Wait, a spike event that lasted five hours from start to finish in the middle of the night? Do people remain in basically one position (e.g., laying on their side) for that long? As I understand it, there would be numerous small movements during that amount of time asleep, but I kind of thought there would be at least a few whole-body movements as well. Please correct me if I’m wrong, of course.

That’s a good question. It does seem implausible that I was lying in the exact same position all night. (Made me think of the project Matt Bell presented at a QS Meetup about recording himself while he slept with an infrared camera:

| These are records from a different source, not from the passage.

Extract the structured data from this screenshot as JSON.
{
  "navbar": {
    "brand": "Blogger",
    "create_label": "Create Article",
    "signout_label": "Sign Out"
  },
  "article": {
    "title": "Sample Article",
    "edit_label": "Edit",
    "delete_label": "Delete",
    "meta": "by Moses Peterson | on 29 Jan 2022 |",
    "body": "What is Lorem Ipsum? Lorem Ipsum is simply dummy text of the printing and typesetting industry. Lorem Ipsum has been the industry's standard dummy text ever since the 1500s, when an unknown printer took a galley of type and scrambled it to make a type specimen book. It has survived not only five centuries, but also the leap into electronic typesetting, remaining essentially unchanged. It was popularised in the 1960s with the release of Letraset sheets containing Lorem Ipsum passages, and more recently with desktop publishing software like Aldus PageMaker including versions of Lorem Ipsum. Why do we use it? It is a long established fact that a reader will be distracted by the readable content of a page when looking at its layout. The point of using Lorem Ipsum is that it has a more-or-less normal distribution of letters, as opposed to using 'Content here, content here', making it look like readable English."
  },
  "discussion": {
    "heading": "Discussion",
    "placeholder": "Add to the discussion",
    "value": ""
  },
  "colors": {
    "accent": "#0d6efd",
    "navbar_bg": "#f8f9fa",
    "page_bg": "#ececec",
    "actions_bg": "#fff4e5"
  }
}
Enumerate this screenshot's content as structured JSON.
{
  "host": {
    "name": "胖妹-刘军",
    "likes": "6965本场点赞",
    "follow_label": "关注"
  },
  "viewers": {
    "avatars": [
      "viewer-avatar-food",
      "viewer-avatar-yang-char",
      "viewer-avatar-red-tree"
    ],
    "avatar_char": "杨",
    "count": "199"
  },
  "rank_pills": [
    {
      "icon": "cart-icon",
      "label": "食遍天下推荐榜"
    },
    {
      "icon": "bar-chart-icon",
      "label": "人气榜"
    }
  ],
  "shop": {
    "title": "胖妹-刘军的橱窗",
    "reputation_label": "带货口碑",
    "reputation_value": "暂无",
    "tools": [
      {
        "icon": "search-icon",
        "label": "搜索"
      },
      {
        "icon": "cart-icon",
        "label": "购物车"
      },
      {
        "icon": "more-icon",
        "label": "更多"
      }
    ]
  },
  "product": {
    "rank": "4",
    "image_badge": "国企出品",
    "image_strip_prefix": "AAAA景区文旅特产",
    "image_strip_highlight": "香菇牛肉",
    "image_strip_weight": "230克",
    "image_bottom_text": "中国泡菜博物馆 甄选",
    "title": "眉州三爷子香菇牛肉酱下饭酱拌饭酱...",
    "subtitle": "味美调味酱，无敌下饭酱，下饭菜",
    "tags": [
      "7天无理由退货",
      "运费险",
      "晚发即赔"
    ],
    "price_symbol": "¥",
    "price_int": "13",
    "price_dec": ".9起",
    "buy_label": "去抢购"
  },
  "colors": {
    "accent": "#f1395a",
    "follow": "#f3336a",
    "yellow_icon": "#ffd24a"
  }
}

Don’t know if that explains your dips, but taking a hot shower (or bath) is known to lower blood sugar…

I had bought a pack of test strips that I was going to use to evaluate the accuracy of the FreeStyle Libre by doing a series of finger pricks after drinking a glass of apple juice and observing how closely the values track. But I gave up on that because 1. getting blood out of my fingers wasn’t as easy as I thought it would be, and 2. the test strip results didn’t seem very precise anyway (I once got a 20mg/dL lower 2nd reading from the same finger prick)…

Another thing to keep in mind is that venous != capillary != interstitial glucose, and to complicate things further, the differences probably aren’t fixed offsets.

Interesting–I did test with the finger-pricking method, and that method did not show the dip. So I assumed it was an artifact of the sensor getting wet. But I only tried it one day. (Many finger pricks.)